George’s compartmental personality and unique ability to bounce between projects without losing momentum extended beyond his filmmaking accomplishments. Trained as a commercial artist at Manhattan’s School of Industrial Art, George’s drawings and paintings are incredibly assured even if their subjects and all-around perspectives are a bit bent. He had an affinity for landscape and eye for portraiture, but also a fondness for derelicts, harlots, canines, yetis, and mythical beasts. His drawings are inspired by the comic books, pulp novels, and b-movies that he and Mike ingested as children, but they are ultimately very mature and finely rendered realizations of fixations found throughout his creative endeavors. While George’s canvases and pen drawings are largely unrelated to specific films, they are nevertheless cinematic, like studies or stills from feverish works that he never got around to unleashing.

The essays and autobiographical statements collected here readily demonstrate that George was as accomplished with words as he was adept at visual language. His easy, forthright wit and improvisatory prowess came in handy when authoring blurbs, concocting dialogue, spilling gossip, and keeping notebooks. Much of his writing was first and final draft, exactly as the words poured out of him. Acutely self-aware and always conscious of his audience—or in this case, his reader—even George’s diaries feel as if they were composed for others to digest.
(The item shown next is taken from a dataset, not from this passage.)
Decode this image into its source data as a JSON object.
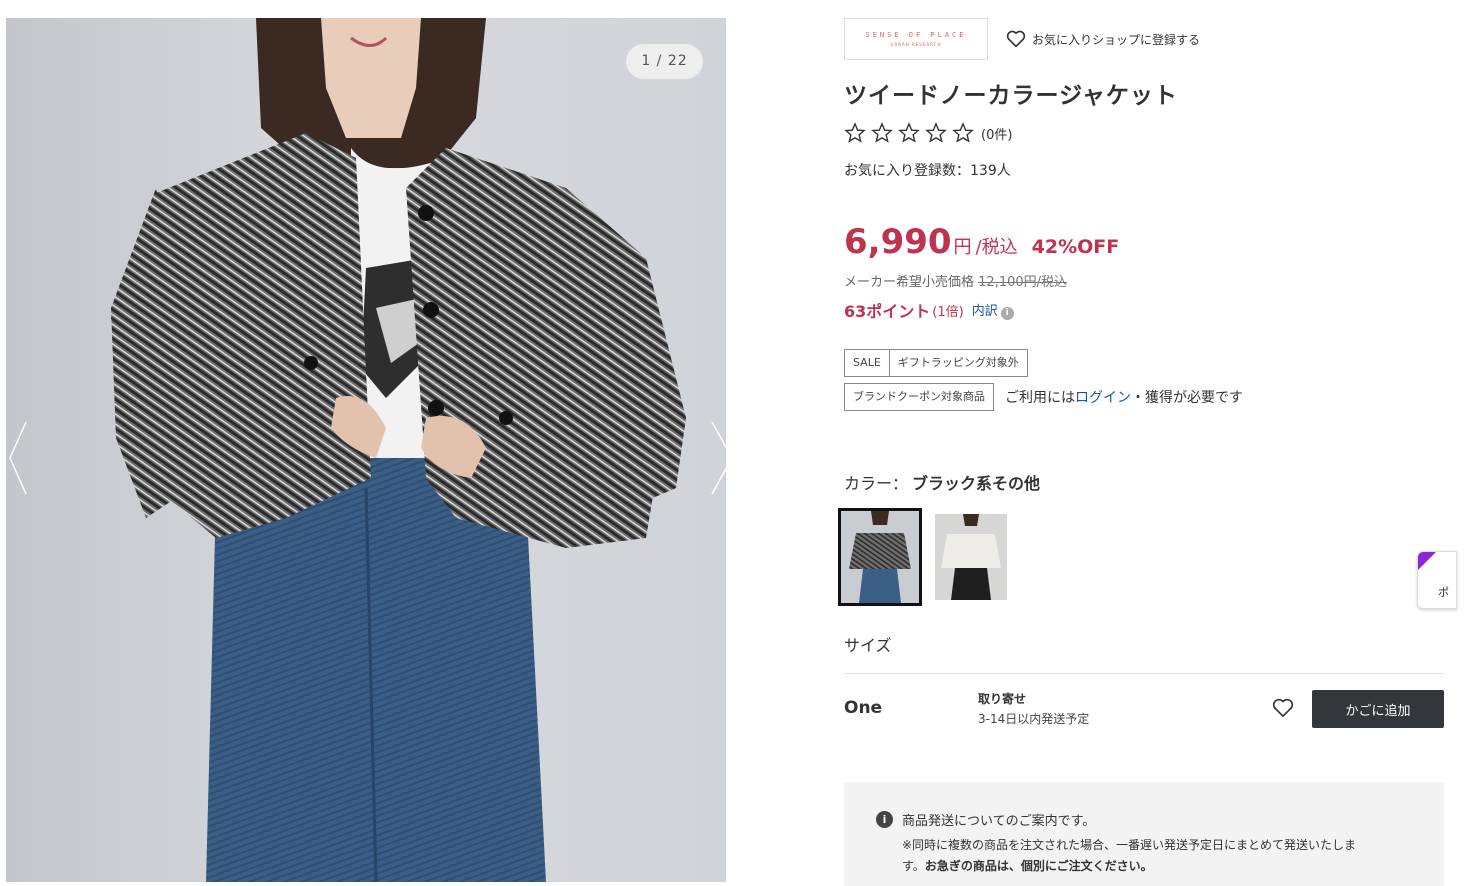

These texts have a charm and immediacy that is an organic extension of his everyday patter. Reading George on the page is very much like chatting with him over dinner in a Chinese restaurant.

The George Kuchar Reader is (mostly) organized in chronological order to better present the unfolding narrative of George’s creative, geographic, and professional development as he more or less lived it. Unless otherwise noted, George authored all the verbal and visual matter assembled here. The contents were gathered over two years from a wide swath of generous colleagues and institutions. It contains no material from the essential, currently out of print memoir, Reminiscences From A Cinematic Cesspool, co-written with Mike. In terms of selection, the goal has been to opt for never-before-published writings and art alongside pieces previously available in obscure and now often expensive magazines and journals. Many of the illustrations were first published during the 1970s San Francisco underground comix heyday while others come from of his personal notebooks. Most of the photos contained herein come directly from George’s assorted scrapbooks, which include photos (mostly of himself), clippings, and other mementos.

The book concludes with what is undoubtedly the most touching prose George ever authored: his late life emails to classmate and longtime muse Donna Kerness. She was George’s epistolary confidant, and this tell-all testimonial of his long-term late night lover was written to her with the intention that it would one day be published. Losing his battle with prostate cancer and facing the inevitable, George (ever the Catholic, even if lapsed) wanted to confess his perceived sins and uncork pent-up anguish over cloudy love affairs. Besides providing romantic advice and emotional support, Donna was a sympathetic sounding board for him to vent about his decline. In these remarkable and very vulnerable letters, we are granted complete access to a highly introspective interior life that he rarely exposed in any great depth, not even in his most personal diary pieces.

From his first film to final video, George’s on-screen presence was almost always a heightened version of George Kuchar, which is to say, an acutely self-aware portrayal created by a person who recognized that he was a real life character. It only takes watching a handful of his movies or reading a few of the texts here to feel, in some strange way, like you know him. No matter what medium he employed, George’s signature subject matter and heartfelt irony were instantly familiar. His comedy was one of precise intonation and expert timing. George makes us laugh because he is laughing with us. He naturally understood that pathos is hilarious, and nothing is funnier than blotched eyeliner and an approaching funnel cloud.